The opportunity is across the enterprise data centre, cloud and embedded edge, she said, but “the beauty of particularly the cloud opportunity is it's not that many customers, and it's not that many workloads…
“We're working very, very closely with our customers on optimizing for a handful of [AI] workloads that generate significant volume. That gives us a very clear target for what winning is in the market.” she said.
Peng, a pioneer in the semiconductor space with several patents to his name, joined AMD with its $50 billion Xilinx acquisition in 2020. Prior to his 14 years at FPGA specialist Xilinx, Peng worked at AMD where he led the central silicon engineering team supporting graphics, game console products, and CPU chipsets.
AMD AI focus comes ahead of MI300 launch
The shift comes a year after AMD announced a unified software strategy called Unified AI Stack 2.0.
This aimed to start pulling together an expansive AMD AI software stack for CPUs that includes optimized inference models, compilers, libraries and runtimes for Linux and Windows, its open source ROCm platform for heavy lifting of parallel applications across CPUs and GPUs, and Xilinx’s Vitis platform for specialised AI chips.

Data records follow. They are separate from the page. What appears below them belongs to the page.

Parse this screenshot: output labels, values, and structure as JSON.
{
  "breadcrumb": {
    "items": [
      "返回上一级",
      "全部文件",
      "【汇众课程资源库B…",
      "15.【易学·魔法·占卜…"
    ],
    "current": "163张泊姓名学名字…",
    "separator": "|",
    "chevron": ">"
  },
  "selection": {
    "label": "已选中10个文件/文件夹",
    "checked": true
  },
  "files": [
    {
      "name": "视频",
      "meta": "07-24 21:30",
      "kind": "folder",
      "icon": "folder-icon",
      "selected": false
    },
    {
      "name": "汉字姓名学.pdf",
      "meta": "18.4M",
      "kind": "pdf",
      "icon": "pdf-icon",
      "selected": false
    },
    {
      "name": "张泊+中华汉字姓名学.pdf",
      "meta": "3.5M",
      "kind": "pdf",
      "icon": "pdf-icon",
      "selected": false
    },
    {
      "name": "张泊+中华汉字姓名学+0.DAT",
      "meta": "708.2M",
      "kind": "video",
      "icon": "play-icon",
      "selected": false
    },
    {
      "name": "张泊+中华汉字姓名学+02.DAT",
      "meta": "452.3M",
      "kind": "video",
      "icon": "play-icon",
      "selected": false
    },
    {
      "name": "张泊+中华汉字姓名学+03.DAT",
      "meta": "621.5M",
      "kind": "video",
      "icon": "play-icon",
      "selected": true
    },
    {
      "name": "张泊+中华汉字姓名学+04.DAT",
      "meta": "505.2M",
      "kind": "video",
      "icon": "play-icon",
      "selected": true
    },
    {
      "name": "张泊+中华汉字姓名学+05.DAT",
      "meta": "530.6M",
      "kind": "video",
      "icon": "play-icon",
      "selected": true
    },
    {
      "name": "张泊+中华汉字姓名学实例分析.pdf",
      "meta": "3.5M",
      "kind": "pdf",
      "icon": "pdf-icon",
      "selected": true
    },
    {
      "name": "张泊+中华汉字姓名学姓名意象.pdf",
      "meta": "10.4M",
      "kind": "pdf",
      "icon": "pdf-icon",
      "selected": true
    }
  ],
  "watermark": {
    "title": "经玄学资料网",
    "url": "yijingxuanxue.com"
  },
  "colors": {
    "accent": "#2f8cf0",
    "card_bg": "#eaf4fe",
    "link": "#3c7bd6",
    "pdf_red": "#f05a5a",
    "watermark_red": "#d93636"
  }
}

A key opportunity AMD sees in AI is for its MI300 data centre Accelerated Processing Unit (APU) that lands later this year. AMD first teased the MI300 (built on TSMC’s 5nm process) at its 2022 investor day, promising “greater than 8x increase in AI training performance compared to the AMD Instinct MI200 accelerator” and a “groundbreaking 3D chiplet design combining AMD CDNA 3 GPU, Zen 4 CPU, cache memory, and HBM chiplets [for] leadership memory bandwidth and application latency for AI training and HPC workloads.”
"MI300 is a game-changing design - the data center APU blends a total of 13 chiplets, many of them 3D-stacked, to create a chip with twenty-four Zen 4 CPU cores fused with a CDNA 3 graphics engine and 8 stacks of HBM3. Overall the chip weighs in with 146 billion transistors, making it the largest chip AMD has pressed into production" as Toms Hardware's Paul Alcorn noted after laying his hands on one at CES earlier this year.
“With the recent interest in generative AI, I would say the pipeline for MI300 has expanded considerably here over the last few months, and we're excited about that” said AMD’s CEO on the Q1 earnings call.
“We've continued to do quite a bit of library optimization with MI250 and software optimization to really ensure that we could increase the overall performance and capabilities.
"MI300 looks really good" she said.
I think from everything that we see, the workloads have also changed a bit in terms of -- whereas a year ago, much of the conversation was primarily focused on training. Today, that has migrated to sort of large language model inferencing, which is particularly good for GPUs. So I think from an MI300 standpoint, we do believe that we will start ramping revenue in the fourth quarter with cloud AI customers and then it will be more meaningful in 2024” she added.
“ We're putting a lot more resources [into this].. taking our Xilinx and the overall AMD AI efforts and collapsing them into one organization that's primarily to accelerate our AI software work as well as platform work. So success for MI3100 is for sure, a significant part of sort of the growth in AI in the cloud” Dr Lisa Su added.
AMD's Q1 earnings saw it report revenues of $5.3 billion, down 9% and report a tumble in net income to a loss of $139 million, largely on acquisition costs. Non-GAAP net income was $970 million.